My friend wants to gently motivate her son to give some extra effort, but doesn’t want to use external rewards like stickers or M&Ms. So I suggested something that has worked for us –  internalizing the cost of accidents. It’s very much in the realm of “natural consequences,” and isn’t judgmental. When my 5 year old pees in her pants, I say, “OK, it happens sometimes. Now take off your pants and I’ll get you a towel to clean up the floor.” You don’t have to yell and scream, you don’t have to inflict a punishment or dangle a reward. But making a child bear more of the cost can provide enough motivation to make pulling down their pants, pausing their video game, or excusing themselves from the party worth it. After all, wiping up a puddle of urine is much less pleasant and takes longer than just using the toilet in the first place.

Meanwhile, making sure that kids start handling the less wonderful aspects of living helps keep us parents energized. Because after a while, handling 100% of someone else’s costs will wear you out. (See my post about burning out on AP.) Some days I’m feeling so overwhelmed by the mountain of household duties before me, and I can’t tell you how rejuvenating it is to see my 9 year old put away her own laundry and take a shower with no intervention on my part! I feel much less resentful of the burdens I have to help them with when they start shouldering the jobs they can easily handle.

So maybe it’s worthwhile to stop thinking so much in terms of motivation and consequences, never mind manipulation and punishment, and look at parenting from a bit of an economics perspective. Just like they do in big business, externalities can distort the give and take between us and create a bad atmosphere. Internalize those costs, and you’re helping everyone in the equation.

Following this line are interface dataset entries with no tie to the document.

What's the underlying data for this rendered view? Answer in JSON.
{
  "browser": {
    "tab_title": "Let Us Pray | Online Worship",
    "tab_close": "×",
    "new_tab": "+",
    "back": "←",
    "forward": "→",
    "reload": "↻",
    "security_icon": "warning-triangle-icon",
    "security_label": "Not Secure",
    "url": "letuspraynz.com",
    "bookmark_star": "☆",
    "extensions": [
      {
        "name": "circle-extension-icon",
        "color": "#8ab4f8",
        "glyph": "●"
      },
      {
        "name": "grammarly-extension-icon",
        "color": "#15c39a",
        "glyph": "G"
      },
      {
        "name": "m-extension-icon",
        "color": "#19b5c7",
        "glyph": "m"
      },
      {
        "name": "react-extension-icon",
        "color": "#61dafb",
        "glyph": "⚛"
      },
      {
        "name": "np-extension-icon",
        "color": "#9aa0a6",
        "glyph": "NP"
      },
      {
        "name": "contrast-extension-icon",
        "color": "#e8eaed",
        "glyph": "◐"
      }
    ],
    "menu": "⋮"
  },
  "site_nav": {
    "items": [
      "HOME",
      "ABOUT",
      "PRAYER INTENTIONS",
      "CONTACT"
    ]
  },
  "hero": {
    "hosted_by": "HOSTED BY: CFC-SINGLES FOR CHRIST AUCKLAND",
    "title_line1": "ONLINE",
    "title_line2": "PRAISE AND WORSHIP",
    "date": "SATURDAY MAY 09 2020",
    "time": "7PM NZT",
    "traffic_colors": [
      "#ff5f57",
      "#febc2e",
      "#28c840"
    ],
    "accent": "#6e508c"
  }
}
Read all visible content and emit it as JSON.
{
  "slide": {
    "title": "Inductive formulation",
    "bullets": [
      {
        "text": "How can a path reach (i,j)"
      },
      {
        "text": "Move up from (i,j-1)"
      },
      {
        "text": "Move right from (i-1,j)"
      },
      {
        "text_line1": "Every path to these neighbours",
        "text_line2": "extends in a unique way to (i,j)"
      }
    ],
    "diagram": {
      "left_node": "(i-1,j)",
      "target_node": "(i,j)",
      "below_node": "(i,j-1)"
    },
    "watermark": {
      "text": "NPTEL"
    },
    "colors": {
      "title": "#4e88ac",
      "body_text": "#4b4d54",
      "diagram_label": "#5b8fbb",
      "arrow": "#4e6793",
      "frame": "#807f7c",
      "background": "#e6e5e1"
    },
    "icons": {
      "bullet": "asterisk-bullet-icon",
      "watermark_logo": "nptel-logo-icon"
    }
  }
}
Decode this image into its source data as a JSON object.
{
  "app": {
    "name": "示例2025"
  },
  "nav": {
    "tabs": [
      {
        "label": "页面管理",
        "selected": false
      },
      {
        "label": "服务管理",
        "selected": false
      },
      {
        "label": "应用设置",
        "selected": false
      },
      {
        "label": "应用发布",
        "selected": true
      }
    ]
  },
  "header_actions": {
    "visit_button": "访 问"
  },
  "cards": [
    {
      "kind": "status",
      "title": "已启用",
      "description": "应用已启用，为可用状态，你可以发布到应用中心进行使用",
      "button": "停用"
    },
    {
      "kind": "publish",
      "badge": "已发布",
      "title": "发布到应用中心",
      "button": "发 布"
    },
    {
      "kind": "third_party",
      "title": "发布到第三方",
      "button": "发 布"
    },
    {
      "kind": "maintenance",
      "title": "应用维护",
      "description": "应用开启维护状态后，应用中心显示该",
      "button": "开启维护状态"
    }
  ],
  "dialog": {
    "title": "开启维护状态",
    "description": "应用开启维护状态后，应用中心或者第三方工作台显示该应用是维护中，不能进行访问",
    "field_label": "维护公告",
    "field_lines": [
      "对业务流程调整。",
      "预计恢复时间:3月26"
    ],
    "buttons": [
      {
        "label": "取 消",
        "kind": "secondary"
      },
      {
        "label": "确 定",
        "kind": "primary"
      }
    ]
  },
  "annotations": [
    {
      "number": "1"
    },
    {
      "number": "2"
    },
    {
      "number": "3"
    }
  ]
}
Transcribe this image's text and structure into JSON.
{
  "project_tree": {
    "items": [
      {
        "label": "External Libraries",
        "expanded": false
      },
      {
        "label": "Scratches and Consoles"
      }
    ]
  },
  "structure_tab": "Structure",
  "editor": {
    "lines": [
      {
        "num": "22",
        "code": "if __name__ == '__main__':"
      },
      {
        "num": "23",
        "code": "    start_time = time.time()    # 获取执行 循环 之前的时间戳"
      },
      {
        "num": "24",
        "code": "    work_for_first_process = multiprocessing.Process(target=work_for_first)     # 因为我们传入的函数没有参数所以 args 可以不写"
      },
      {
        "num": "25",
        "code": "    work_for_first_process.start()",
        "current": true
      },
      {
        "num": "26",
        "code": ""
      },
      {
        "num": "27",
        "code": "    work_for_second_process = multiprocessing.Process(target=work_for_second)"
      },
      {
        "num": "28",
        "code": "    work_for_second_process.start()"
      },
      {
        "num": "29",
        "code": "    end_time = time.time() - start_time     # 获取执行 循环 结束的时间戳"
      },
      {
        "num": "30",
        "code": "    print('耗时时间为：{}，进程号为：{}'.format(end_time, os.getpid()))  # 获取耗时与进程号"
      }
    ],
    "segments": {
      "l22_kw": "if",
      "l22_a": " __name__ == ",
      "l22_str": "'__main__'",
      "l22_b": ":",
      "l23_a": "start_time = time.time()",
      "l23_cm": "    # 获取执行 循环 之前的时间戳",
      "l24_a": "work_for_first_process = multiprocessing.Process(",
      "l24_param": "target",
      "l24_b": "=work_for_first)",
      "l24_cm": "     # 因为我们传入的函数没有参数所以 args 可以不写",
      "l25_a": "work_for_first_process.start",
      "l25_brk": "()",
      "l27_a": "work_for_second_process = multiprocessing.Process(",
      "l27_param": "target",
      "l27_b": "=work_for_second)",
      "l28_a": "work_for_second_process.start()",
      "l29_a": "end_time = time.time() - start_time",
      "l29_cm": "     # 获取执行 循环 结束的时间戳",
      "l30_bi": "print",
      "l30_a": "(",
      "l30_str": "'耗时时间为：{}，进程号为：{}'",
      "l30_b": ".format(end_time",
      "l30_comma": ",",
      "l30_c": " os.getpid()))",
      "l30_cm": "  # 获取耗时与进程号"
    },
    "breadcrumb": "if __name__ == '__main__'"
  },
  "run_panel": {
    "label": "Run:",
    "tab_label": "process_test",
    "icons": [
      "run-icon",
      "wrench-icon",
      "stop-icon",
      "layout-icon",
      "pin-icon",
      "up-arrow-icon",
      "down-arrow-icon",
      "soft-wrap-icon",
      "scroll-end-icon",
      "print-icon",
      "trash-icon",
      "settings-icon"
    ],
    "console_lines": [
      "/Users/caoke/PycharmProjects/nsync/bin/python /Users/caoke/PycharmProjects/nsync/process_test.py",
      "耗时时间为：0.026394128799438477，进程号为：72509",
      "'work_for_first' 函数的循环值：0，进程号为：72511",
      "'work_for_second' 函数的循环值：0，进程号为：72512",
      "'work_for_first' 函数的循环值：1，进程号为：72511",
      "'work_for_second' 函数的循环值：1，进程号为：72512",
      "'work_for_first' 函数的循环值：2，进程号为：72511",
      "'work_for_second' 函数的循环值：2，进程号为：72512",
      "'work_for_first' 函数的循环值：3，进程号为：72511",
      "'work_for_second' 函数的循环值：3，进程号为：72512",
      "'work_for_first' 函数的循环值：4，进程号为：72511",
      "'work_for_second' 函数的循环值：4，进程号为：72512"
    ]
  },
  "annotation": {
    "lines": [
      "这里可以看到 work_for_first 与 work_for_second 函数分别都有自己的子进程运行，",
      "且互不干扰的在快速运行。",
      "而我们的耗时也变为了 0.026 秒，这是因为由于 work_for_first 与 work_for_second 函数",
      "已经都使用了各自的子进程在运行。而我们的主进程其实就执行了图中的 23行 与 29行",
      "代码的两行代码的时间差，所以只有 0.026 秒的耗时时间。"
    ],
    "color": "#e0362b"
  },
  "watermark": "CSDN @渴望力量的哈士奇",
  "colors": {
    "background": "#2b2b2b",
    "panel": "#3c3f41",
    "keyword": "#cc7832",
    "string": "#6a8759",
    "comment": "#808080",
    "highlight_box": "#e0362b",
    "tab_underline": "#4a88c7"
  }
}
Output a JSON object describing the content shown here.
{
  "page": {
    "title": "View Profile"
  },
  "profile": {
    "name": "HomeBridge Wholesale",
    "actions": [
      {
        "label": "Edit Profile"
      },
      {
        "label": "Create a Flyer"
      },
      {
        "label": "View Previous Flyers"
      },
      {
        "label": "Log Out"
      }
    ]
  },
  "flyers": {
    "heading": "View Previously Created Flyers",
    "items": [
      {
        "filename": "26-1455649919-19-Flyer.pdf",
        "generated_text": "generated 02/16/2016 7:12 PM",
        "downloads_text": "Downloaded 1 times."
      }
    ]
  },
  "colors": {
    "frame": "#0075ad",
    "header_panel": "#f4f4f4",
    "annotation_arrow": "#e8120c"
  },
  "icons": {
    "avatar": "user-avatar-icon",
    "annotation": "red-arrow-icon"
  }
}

*I use this term in the same sense as continuing education or vocational training, not teaching a dog to sit. If you’re more comfortable with “potty learning,” go for it.